Count the lines of the listing below where "Visual" shows up, and please answer with that number only.

::::::

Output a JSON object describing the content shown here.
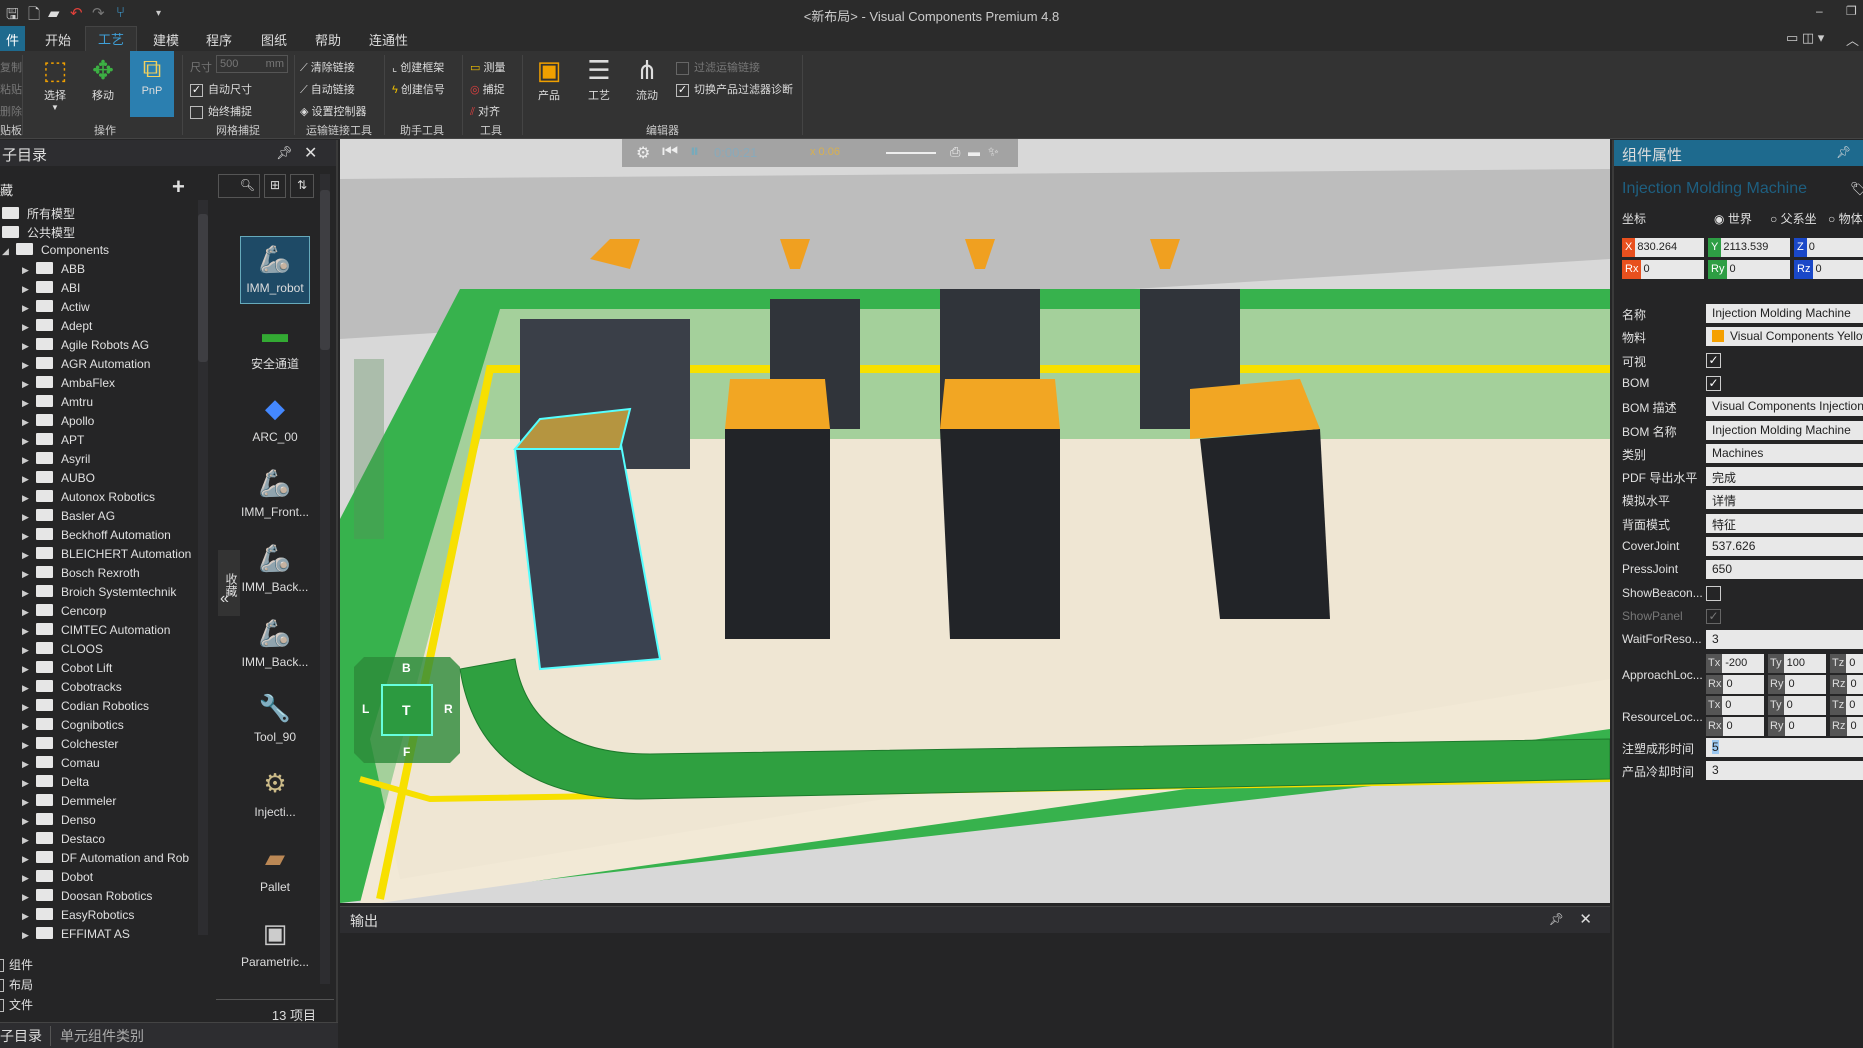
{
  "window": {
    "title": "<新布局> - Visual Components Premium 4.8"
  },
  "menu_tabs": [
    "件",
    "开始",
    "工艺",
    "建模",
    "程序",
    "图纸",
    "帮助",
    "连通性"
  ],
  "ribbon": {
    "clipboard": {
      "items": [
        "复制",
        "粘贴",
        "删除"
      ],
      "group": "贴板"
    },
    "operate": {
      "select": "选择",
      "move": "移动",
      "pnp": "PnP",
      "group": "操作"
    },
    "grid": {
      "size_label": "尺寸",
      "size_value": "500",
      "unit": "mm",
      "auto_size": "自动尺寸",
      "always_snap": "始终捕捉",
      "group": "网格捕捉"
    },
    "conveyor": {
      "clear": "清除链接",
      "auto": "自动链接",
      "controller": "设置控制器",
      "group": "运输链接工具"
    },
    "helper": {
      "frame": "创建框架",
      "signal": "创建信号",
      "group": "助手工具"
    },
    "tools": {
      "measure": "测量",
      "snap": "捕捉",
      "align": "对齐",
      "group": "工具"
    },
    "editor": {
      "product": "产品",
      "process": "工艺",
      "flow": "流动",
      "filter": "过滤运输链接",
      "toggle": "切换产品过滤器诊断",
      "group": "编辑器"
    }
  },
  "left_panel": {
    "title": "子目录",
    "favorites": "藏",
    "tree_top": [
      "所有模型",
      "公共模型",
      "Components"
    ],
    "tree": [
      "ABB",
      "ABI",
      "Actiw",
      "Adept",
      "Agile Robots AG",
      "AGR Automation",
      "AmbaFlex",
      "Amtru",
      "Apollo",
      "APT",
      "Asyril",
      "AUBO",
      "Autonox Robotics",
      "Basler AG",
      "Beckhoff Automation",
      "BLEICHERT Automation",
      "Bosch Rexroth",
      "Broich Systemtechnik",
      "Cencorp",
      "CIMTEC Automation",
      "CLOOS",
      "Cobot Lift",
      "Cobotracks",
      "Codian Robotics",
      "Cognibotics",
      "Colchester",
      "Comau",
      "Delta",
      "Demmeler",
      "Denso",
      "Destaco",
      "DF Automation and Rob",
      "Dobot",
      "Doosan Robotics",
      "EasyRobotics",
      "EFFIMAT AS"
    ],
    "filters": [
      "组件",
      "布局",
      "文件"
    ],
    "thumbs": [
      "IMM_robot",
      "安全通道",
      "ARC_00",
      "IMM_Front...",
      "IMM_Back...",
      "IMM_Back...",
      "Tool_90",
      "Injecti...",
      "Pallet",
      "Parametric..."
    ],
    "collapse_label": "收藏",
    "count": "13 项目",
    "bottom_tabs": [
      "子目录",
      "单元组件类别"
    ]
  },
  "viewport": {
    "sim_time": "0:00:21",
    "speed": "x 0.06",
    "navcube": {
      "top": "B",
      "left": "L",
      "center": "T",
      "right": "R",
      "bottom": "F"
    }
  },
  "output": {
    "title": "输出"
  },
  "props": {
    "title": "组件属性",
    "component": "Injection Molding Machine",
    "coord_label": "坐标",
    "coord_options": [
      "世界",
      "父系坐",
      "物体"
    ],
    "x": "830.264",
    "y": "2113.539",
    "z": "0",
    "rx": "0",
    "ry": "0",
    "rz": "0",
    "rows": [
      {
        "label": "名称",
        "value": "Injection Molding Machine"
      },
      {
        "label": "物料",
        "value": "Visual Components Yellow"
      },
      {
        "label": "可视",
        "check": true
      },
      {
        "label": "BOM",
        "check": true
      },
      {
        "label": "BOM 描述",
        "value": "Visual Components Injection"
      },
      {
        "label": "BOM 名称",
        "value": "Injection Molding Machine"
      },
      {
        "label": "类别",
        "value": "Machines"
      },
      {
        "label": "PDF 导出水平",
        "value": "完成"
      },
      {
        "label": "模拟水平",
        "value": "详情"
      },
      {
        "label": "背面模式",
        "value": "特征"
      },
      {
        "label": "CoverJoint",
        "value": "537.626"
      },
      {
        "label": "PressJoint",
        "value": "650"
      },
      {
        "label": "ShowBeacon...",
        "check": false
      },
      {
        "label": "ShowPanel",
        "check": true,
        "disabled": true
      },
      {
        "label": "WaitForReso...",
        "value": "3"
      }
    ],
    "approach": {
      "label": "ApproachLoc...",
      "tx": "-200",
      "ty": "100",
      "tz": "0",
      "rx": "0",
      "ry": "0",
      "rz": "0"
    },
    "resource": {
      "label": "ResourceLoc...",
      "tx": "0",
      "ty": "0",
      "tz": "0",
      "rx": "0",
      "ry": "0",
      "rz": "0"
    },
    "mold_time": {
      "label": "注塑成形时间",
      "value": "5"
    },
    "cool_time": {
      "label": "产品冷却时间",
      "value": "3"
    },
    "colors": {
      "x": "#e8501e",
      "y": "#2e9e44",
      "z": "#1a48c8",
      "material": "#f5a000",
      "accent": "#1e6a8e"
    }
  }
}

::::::

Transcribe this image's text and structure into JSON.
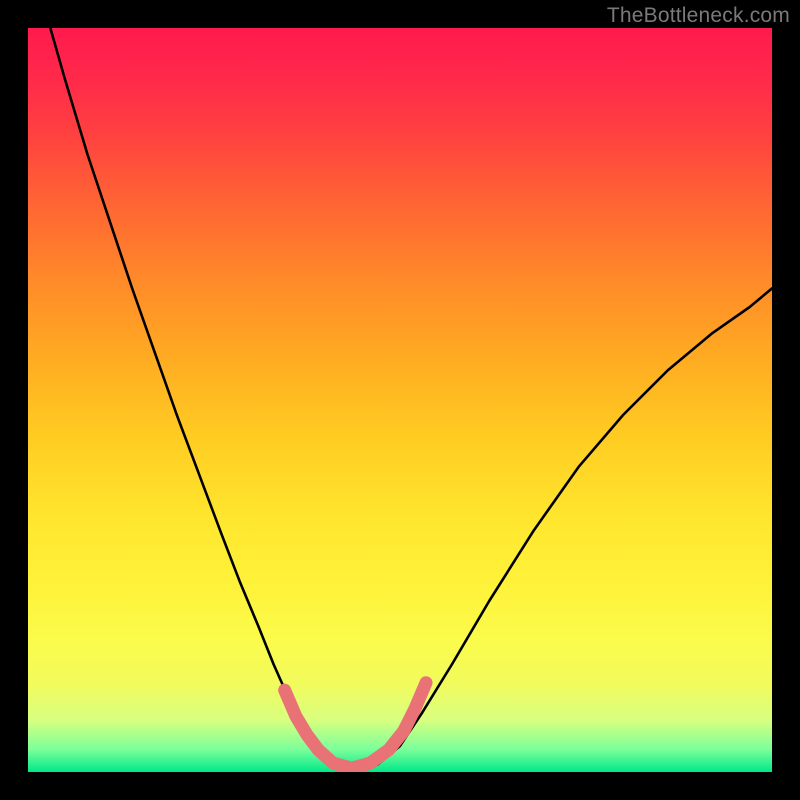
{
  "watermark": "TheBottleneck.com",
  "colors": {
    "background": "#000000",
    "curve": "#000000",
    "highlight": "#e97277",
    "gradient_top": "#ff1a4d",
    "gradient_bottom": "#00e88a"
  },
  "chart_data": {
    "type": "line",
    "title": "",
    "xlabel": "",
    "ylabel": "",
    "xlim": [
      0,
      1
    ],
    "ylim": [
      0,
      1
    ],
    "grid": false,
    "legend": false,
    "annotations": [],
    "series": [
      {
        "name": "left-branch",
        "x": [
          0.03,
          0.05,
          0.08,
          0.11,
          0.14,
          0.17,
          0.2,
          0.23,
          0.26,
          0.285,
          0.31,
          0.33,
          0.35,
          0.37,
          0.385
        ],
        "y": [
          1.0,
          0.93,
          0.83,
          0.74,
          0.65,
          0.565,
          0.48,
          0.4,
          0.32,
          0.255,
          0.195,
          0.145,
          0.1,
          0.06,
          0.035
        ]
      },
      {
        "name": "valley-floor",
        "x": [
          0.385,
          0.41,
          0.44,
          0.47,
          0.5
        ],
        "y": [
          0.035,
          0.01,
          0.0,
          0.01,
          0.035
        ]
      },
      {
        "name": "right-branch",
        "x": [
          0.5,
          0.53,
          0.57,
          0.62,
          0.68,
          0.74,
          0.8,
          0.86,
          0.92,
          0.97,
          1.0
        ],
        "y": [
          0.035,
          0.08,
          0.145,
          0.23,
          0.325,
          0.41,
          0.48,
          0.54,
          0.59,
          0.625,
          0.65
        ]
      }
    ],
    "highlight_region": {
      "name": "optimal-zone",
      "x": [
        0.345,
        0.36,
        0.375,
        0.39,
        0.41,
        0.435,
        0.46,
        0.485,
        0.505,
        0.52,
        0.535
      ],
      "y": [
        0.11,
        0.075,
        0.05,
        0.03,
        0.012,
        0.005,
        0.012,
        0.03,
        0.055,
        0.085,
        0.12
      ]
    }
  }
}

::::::

## ANSWER SECTION
3